THE NSW Department of Planning and Environment increased new housing approvals across the state by 12 per cent to 58,252 in 2014-15 – exceeding the State priority target of 50,000 – according to a new report released last week by the NSW Auditor-General.
The report also found that the Department reduced the time taken to assess major projects from about three years in 2013-14 to four months in 2014-15.
In other areas, the NSW Environment Protection Authority reduced the average time to assess contaminated sites from 203 days in 2013-14 to 73 days in 2014-15. It is also improving transparency by making more information on its performance publicly available.
"It is pleasing to see that the NSW Environment Protection Authority has responded to my previous recommendations to improve the management of contaminated sites across the State," Acting Auditor-General, Tony Whitfield, said in a statement last week.
Other findings of the report included:
Further improvement in financial management is required at some agencies
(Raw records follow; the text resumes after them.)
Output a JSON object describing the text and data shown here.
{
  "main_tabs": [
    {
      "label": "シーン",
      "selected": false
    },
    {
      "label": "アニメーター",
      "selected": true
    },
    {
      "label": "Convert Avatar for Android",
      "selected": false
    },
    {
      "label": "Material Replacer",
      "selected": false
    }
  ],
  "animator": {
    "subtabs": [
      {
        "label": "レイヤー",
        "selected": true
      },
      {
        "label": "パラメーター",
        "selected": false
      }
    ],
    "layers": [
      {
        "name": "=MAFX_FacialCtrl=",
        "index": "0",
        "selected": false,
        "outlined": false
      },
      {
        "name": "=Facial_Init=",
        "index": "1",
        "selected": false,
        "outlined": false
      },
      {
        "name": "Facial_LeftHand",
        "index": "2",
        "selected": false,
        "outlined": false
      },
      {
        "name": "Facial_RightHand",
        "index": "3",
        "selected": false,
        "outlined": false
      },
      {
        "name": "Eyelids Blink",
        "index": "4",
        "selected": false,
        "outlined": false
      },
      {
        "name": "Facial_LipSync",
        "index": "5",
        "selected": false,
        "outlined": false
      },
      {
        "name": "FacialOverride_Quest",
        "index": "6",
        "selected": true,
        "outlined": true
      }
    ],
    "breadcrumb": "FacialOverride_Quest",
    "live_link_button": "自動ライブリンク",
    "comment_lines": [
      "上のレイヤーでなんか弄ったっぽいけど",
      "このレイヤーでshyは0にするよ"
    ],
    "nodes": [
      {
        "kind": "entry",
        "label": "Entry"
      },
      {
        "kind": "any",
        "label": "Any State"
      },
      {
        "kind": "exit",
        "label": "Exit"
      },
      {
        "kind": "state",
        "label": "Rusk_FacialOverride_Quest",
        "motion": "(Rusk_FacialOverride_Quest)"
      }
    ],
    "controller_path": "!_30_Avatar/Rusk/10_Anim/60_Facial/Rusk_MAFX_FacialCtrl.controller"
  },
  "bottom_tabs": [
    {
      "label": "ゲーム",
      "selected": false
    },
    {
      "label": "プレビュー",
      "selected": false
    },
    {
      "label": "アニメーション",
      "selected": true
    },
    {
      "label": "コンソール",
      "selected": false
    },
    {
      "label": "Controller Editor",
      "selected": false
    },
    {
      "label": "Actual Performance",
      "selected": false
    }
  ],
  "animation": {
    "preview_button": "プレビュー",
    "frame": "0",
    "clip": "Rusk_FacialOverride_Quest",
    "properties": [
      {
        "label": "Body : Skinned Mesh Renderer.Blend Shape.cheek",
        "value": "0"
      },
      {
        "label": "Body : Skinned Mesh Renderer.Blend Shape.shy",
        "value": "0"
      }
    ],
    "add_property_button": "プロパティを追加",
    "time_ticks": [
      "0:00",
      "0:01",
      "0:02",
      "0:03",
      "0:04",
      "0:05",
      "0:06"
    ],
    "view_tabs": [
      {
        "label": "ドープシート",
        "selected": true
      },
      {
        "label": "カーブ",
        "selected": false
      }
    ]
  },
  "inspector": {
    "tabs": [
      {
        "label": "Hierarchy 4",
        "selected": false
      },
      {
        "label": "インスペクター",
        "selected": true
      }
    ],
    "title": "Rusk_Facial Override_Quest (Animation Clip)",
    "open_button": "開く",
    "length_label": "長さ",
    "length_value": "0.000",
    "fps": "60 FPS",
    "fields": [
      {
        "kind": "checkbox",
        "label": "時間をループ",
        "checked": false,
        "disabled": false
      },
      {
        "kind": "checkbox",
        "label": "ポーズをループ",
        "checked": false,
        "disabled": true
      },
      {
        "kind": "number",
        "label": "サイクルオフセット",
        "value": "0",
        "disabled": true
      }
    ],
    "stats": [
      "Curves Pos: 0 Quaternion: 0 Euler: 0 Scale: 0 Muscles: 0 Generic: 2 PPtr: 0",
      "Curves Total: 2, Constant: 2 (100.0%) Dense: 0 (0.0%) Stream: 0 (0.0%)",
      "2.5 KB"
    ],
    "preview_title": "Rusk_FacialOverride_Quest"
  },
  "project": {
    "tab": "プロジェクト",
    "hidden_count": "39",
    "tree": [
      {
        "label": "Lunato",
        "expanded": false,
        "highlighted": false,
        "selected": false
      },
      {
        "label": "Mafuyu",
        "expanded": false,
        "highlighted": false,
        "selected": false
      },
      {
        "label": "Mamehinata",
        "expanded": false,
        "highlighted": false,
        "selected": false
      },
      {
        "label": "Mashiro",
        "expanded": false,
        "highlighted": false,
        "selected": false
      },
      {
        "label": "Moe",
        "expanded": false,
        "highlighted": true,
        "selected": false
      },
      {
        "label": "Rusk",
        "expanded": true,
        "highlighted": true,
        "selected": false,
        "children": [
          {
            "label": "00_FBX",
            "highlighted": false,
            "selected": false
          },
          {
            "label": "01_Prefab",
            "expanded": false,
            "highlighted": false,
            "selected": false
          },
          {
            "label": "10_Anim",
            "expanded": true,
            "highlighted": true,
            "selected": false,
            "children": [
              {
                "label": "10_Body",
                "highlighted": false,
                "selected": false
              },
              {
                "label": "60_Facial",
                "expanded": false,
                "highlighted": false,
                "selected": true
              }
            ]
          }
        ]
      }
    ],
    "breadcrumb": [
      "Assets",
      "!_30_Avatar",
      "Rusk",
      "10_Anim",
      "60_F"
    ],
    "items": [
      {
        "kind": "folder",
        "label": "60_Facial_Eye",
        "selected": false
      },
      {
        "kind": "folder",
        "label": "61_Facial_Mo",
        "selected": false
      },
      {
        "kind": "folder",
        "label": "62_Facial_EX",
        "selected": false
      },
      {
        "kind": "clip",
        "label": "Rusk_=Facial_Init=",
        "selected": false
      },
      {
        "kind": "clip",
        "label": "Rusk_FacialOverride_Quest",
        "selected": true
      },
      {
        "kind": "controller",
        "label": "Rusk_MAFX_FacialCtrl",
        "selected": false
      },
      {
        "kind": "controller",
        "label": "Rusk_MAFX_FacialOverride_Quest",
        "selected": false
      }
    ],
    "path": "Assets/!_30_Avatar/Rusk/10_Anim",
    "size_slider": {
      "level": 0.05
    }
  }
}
Some agencies in the Planning and Environment cluster undertake limited analysis of financial performance and sustainability. In addition, most cluster agencies recorded material variances between actual and budgeted results in 2014-15.
"Agencies in the Planning and Environment cluster should adopt a more robust and consistent approach to assessing financial performance and sustainability and further review budgeting processes to improve financial management," Mr Whitfield recommended.
Asset management at larger agencies could be improved
The 2014-15 audits identified that agencies in the cluster with significant land, buildings and infrastructure assets could improve service delivery outcomes if they had more effective asset management frameworks and asset management plans.
"Asset Management Plans require improved whole-of-life costings data, non-financial performance indicators and systems to collect and analyse asset management information," said Mr Whitfield.
Shared service agreements not in place
Most agencies in the Planning and Environment cluster have transitioned to an internal shared service model for finance, human resources and information technology services. The Department of Planning and Environment is responsible for the governance and administration of these shared services, however, Service Partnership Agreements are not yet in place.
The Acting Auditor-General said, "The Department of Planning and Environment should finalise Service Partnership Agreements to ensure clarity over service levels, cost allocations, key performance indicators and service expectations."